This article reports on efforts to promote the equitable inclusion of everyone in college athletics, including those who may be disabled. And rightly so. Equity is about more than skin color. Its fabric extends to nearly all dimensions related to human identity. It is especially relevant at a systems level, particularly when there exists a dominant identity (i.e., male, white, straight, etc.) that inevitably expresses its “norms” in injurious ways. Whether this happens consciously or unconsciously to a non-dominant group, the outcome is similar: oppression. Identities involving physical and mental ability are no exception. In fact, ableism is one of the most invisible forms of oppression that exist. This makes it a center point for examination. Because of a general lack of awareness (or worse, denial) of even the most common issues associated with persons who have different abilities, it’s critical to acknowledge that ableism is real. Painting persons with a disability in just one dimension is common among even the most well-meaning nondisabled person. It reinforces discrimination and speaks to a dreadful bias that limits the incredible potential of tens of millions of people – approximately one in five, according to the 2000 U.S. Census.

Learn more at Beyond Diversity

 

Racism and Intolerance Alive and Well Among Our Youth

Leave a comment


 

HarperCreekBully

                      (Credit: Noe Hernandez/Battle Creek Enquirer)

(From the Battle Creek Enquirer) — Audra Granger says her 15-year-old son was harassed, cyber bullied and assaulted twice by his Harper Creek High School classmates for taking a stand against hatred toward black people. It got bad enough that, within about a week, she transferred him…

To read more click here

____________________________________________________________________________________________

This story illustrates just how much racism continues to permeate our society. Even as the United States continues to coalesce into a blended society, in too many regions and communities, the scourge of oppression remains unacceptably high. Youth are especially susceptible – both as oppressors and the oppressed. That’s because of a sore lack of perspective; they just don’t know this nation’s complete, unvarnished history. Learn more about racial oppression and what you can do about it at Beyond Diversity.

When Bias Corrupts Critical Thinking

Leave a comment


(Video from Vice News) —

____________________________________________________________________________________________

Many of the people in this clip from a broader HBO report are no doubt good, well meaning Americans. However, where they fall short is by not actually testing the statements they’re making and looking only through their own personal lens’ of life.
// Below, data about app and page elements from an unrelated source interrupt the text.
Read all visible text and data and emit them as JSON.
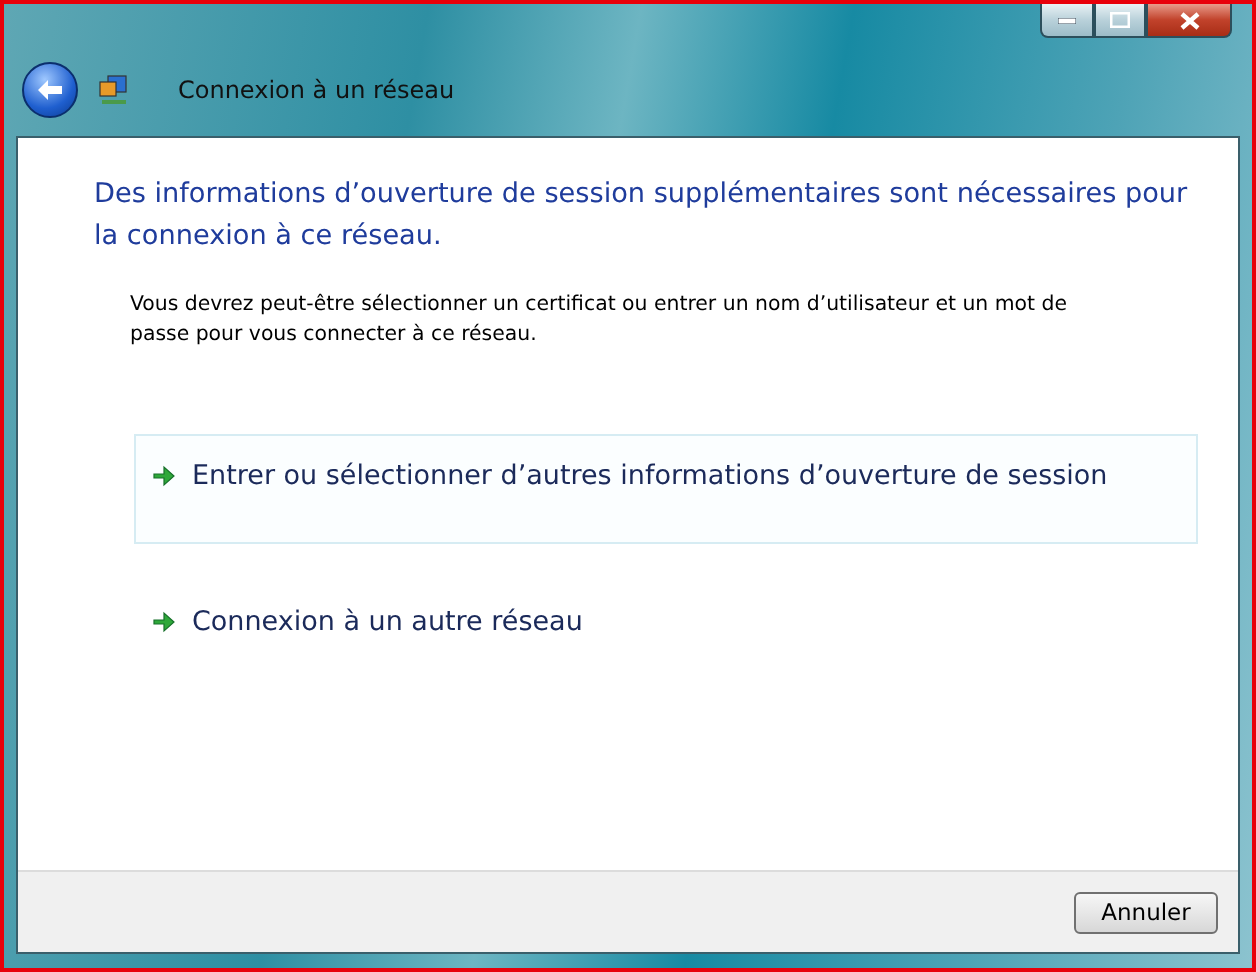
{
  "window": {
    "title": "Connexion à un réseau"
  },
  "heading": "Des informations d’ouverture de session supplémentaires sont nécessaires pour la connexion à ce réseau.",
  "description": "Vous devrez peut-être sélectionner un certificat ou entrer un nom d’utilisateur et un mot de passe pour vous connecter à ce réseau.",
  "options": [
    {
      "label": "Entrer ou sélectionner d’autres informations d’ouverture de session",
      "highlighted": true
    },
    {
      "label": "Connexion à un autre réseau",
      "highlighted": false
    }
  ],
  "buttons": [
    "Annuler"
  ]
}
Politics aside, and with respect to their comments on African Americans, if they paused to actually check their assumptions, they no doubt would have to reevaluate their perceptions about the state of race relations. Learn more about unconscious bias at Beyond Diversity.

The Red Carpet Look

Leave a comment


On the website, RadioTimes, Sarah Millican, a comedian, said, “A funny thing happens when female celebrities hit the red carpet: The world tends to forget that they are actual human beings, with feelings and everything.”

She continues: “I thought I had been invited to such an illustrious event because I am good at my job. Putting clothes on is such a small part of my day. They may as well have been criticising me for brushing my teeth differently to them.” To read more, click here.

 

 

 

Sexism And Consumerism: A Warning To Parents

Leave a comment


Laura Finley, Ph.D., writing online in The Gilmore Mirror, warns parents of the sexism and negative stereotyping that infects the marketing items such as t-shirts and board games for children. Finley points out that this irresponsible corporate activity should be brought to the attention of stores carrying the  items. Children should also be made aware of the offensive content, which will give them teachable moments that might resonate for a lifetime. To read more, click here.

%d bloggers like this: